My point was just that if such a device is provided to an employee primarily for a business purpose you can protect the position by making sure that you get it within the S.318 exemption as a fall back, by having an appropriate usage policy.

I don't see such a suggestion as paranoid, as J Cresswell suggests, but merely prudent.

Thanks (0)
By Hansa
01st May 2012 21:54

Kafkaesque!

 

I'm not subject to the whims of the Revenue personally and so have read the above simply out of curiosity ... and with a growing sense of dsbelief.   A couple of thoughts for what they are worth: -There have been 'phones with keyboards going back to the late '90's (Nokia 9000 being my first in '98).  They were not 3G (but could incidentally collect emails over GSM) ... and send faxes!  Would the 'Communicator' be a PDA or  'phone?  - I would say a 'phone as I hardly used the "office" function.  My current 'phone (Nokia E7) also has a keyboard ...  Like the 9000 but it is far from being a PDABlackberries were promoted from around 2001/2 as providing comms for the busy executive ... but they were primarily phones (I first had one in 2002) and would not have dreamt of using it for other than phone service, reading emails when out and perhaps the odd 1 line response. The examples the Revenue give ("satellite navigation devices, devices that are solely PDAs and tablet and laptop computers")  seem as far from a Blackberry as you can get in terms of functionality and use as a 'phone, as to make comparisons laughable The average Smartphone (the glass topped blocks) seem to me the least like my perception of a 'phone and in fact are the hardest to use as a phone! I had one of the HTC devices a couple of years ago and truly hated it.  

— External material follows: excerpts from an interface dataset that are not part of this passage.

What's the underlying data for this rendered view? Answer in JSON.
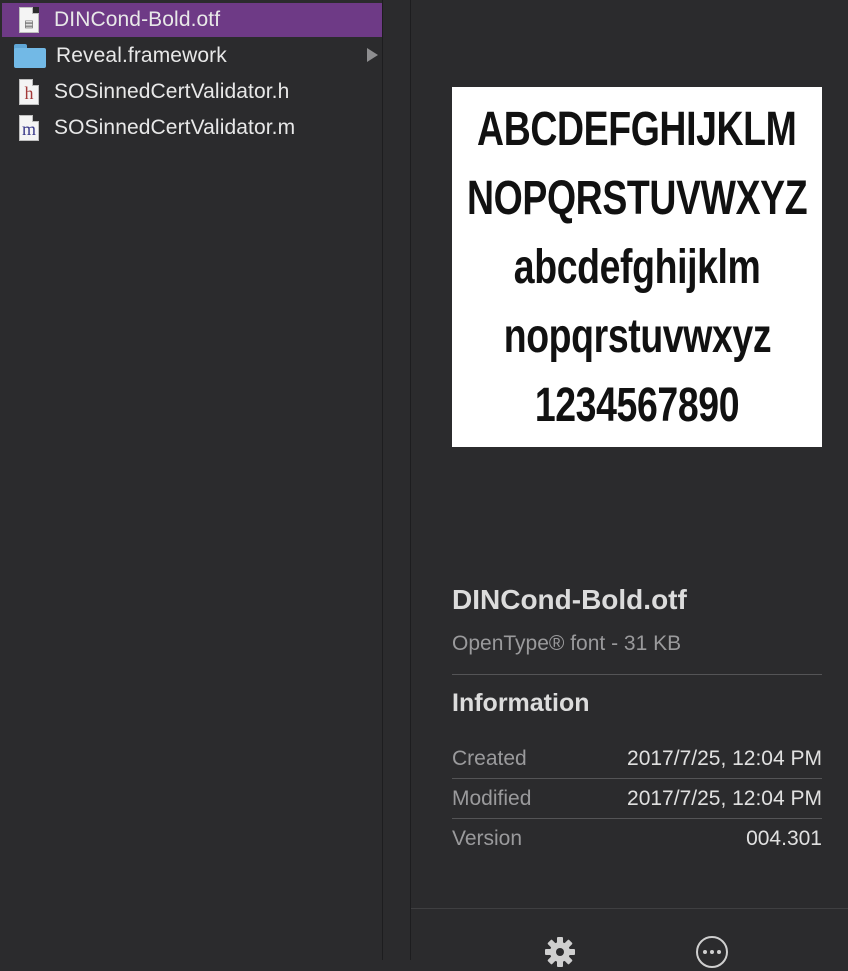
{
  "files": [
    {
      "name": "DINCond-Bold.otf",
      "icon": "font-file-icon",
      "selected": true
    },
    {
      "name": "Reveal.framework",
      "icon": "folder-icon",
      "has_children": true
    },
    {
      "name": "SOSinnedCertValidator.h",
      "icon": "header-file-icon",
      "glyph": "h"
    },
    {
      "name": "SOSinnedCertValidator.m",
      "icon": "objc-file-icon",
      "glyph": "m"
    }
  ],
  "preview": {
    "sample_lines": [
      "ABCDEFGHIJKLM",
      "NOPQRSTUVWXYZ",
      "abcdefghijklm",
      "nopqrstuvwxyz",
      "1234567890"
    ],
    "title": "DINCond-Bold.otf",
    "kind": "OpenType® font - 31 KB",
    "info_heading": "Information",
    "info": [
      {
        "key": "Created",
        "value": "2017/7/25, 12:04 PM"
      },
      {
        "key": "Modified",
        "value": "2017/7/25, 12:04 PM"
      },
      {
        "key": "Version",
        "value": "004.301"
      }
    ]
  },
  "actions": {
    "settings_icon": "gear-icon",
    "more_icon": "more-icon"
  },
  "colors": {
    "selection": "#6e3a86",
    "background": "#2b2b2d",
    "folder": "#72b9e6"
  }
}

Does the Revenue really not have anything better to do with it's time? 

Thanks (0)
avatar
02nd May 2012 11:01

I accept your point Steve...and it is

 prudent way to approach things.  In the end this sort of paranoia is caused by the revenue attempting to move the goal posts without having any kind of business accumen at all.

When i visit voda'fone'....car'phone'warehouse....'Phones'4U etc I am going to the store to primarily buy a 'phone'.  Or putting it another way....can you imagine the situation.....I buy my little hatchback car with back seats that fully fold down....can I then call this a van because I happen to fold the seats down all of the time and can effectively fit 'cargo' in the rear.....(yes i know the van vs car issues....) but you get my drift....its a car....no question.....its primary function is to carry passengers not cargo.  Find me a phone that has a primary function other than to call people....ah yes that is a laptop/ipad etc..... 

 

I wonder whether this 'change in heart' has come as a result of hmrc providing smartphones to its employees.....

 

Thanks (0)